Playing with a Story Builder

    The join words is a custom block, right? Should we call that out? -- PF 8/20/21

    Add support for new variadic slot features. --MF, 2/1/22

  1. Open this Super Short Stories project.
  2. Click the Super Short Story block, and read the bubble that appears.
    Super Short Story, feeling: (happy) job: (teacher) action: (jumps) place: (Central Park) action: (races) number: (7) color: (red) plural animal: (cats) food: (stir fry)
  3. Change some of the inputs to the Super Short Story block, and click it again.
  4. Talk with Your PartnerWhat happens to the story reported in the bubble?
  5. In the palette on the left side of the screen, find one of the blocks whose name begins with random, and click it several times.
    random feeling random job random action random place random color random food
  6. These blocks don't take any inputs, but they are reporters, which means they still report an output.
    Used to say "since they are reporters" -- I haven't looked at the TG. Do kids know what reporters are? Do teachers? The key word here is "since," which seems to imply we already know that they are. How would novices know? Since this is not a framework-driven course (like CSP), it would be nice if teachers could learn basically from the same curriculum that faces the kids, even though there will (and should) be PD. We want the kids and teachers to learn terms like "reporter," best done from use in context, but might need a bit more context to use them here. --P
    Talk with Your Partner The super short story block always reports the same thing if given
    "if given" -- I'm not an expert on ELs in middle school, but the curriculum should be read by someone who is. My guess is that the syntax (e.g., here with "if given") will be challenging. Some of the vocab will be too, of course, but we want students to learn that (and some will be equally new to all students). Just thinking about extra burdens for EL students. --P
    the same inputs. What do these blocks report?
  7. Drag some of the random blocks into the Super Short Story block, and run the Super Short Story block a few times.
    Super Short Story, feeling: (random feeling) job: (teacher) action: (jumps) place: (Central Park) action: (races) number: (7) color: (red) plural animal: (cats) food: (stir fry)
  8. Talk with Your Partner What happens to the story that is reported?

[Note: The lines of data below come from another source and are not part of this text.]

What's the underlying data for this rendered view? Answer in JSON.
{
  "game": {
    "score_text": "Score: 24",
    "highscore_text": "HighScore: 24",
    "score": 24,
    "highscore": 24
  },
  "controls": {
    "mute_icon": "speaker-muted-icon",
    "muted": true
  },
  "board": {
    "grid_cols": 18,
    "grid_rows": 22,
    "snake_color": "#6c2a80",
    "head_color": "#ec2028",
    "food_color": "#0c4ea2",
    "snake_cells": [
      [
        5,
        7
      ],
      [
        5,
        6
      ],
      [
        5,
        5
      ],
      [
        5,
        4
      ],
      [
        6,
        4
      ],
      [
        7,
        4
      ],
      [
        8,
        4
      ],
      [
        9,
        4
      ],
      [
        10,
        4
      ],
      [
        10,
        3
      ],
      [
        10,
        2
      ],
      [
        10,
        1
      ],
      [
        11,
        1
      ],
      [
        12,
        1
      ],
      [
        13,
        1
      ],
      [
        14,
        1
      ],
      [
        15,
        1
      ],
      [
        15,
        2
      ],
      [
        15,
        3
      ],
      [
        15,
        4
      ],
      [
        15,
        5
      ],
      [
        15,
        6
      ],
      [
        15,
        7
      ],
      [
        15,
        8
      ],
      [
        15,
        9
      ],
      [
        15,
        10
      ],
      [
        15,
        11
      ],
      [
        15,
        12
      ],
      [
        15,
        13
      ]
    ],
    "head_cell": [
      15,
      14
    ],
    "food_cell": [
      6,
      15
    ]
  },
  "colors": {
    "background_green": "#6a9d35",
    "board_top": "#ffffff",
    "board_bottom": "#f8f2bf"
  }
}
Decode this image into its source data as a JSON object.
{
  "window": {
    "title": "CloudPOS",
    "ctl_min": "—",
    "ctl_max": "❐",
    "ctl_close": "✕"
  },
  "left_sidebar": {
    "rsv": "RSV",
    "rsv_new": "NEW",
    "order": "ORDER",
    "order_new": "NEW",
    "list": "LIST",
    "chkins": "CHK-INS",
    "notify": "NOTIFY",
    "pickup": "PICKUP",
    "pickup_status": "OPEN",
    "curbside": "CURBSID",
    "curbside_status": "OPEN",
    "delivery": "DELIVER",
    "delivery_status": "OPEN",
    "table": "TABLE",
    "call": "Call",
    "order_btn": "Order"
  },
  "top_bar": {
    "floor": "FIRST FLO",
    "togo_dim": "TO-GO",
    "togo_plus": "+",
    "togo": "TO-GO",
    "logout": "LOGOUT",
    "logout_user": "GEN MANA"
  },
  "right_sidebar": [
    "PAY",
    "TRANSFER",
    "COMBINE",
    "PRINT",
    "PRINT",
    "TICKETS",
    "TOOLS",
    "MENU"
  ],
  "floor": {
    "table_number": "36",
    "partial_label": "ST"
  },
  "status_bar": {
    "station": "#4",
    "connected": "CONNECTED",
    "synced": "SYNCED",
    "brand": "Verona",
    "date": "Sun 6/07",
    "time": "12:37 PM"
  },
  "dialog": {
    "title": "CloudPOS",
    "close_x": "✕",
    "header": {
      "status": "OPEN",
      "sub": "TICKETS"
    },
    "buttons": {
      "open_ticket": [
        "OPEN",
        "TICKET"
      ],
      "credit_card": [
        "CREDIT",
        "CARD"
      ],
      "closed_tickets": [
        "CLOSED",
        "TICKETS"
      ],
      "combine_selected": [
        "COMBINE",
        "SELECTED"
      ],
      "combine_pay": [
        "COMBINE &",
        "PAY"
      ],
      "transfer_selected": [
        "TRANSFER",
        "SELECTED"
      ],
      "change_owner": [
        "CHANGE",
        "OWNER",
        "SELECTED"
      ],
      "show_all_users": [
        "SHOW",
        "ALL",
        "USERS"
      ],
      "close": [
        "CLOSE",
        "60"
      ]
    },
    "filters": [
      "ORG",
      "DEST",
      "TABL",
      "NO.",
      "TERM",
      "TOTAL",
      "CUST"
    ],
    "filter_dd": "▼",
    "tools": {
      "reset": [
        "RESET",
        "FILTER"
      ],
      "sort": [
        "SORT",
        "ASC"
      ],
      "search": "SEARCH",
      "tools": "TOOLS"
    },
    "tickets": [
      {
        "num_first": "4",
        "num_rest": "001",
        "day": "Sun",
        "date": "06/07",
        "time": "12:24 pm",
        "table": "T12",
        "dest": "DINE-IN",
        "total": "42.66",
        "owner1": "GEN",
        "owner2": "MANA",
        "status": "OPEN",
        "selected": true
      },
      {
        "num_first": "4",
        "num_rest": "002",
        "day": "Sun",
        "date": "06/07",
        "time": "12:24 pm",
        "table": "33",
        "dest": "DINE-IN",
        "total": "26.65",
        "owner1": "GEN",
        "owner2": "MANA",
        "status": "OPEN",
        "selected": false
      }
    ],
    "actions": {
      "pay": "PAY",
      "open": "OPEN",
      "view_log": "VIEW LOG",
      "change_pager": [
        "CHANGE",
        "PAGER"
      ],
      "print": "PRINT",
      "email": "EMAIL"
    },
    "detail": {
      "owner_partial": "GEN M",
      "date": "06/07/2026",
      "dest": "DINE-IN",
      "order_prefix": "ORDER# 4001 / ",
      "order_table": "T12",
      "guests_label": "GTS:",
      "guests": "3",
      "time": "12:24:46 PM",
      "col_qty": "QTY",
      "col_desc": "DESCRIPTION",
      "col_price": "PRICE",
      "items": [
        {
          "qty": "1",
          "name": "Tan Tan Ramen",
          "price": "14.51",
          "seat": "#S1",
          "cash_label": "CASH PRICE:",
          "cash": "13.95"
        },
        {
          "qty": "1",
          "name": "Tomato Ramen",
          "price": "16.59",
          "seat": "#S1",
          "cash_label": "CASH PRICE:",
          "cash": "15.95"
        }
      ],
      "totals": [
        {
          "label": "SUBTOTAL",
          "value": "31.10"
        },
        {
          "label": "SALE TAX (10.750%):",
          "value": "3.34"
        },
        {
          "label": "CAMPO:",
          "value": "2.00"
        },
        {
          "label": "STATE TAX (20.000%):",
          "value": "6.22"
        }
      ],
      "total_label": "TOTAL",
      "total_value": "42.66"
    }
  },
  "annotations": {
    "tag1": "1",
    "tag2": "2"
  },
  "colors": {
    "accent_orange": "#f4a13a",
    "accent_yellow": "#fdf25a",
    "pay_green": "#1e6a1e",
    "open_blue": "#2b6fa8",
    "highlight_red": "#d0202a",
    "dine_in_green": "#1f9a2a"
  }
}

Editing a Block

Some blocks are built into Snap! and can't be changed, but Snap! programmers (including you!) can also make and edit their own custom blocks. The random blocks in this project are custom blocks that you can edit.

  1. Choose one of the random blocks (random feeling, random job, random action, etc.), right-click it (or control-click it, if you're on a Mac), and select "edit…" from the menu that appears.

This custom block reports a random item from a list of jobs.
random job: {report (item (random) of (list (artist) (computer programmer) (cashier) (musician) (landscaper) (nurse) (plumber)))}

  1. Change some of the items in the list for the block you are editing. (That is, change some of the colors to other colors, some of the jobs to other jobs, or some of the places to other places, etc.)
    Tip: You can also add more items to the list or reduce the number of items in the list by clicking the arrows at the end of the list block (◄ ►).
  2. When you are finished editing, click the "OK" button, and click the block that you edited several times to make sure that it reports a random item from the list you edited.
    Tip: If it doesn't work right, edit the block again and also edit another one of the random blocks at the same time. Compare the code for your edited random block that isn't working with the random block that is working.
  3. Once you have a working revision to a random block, try it out in your Super Short Story block.
  4. Edit a few other random blocks to customize the story further.
  5. Save your work
In this activity, you used randomness to make a story more interesting and edited lists inside custom blocks.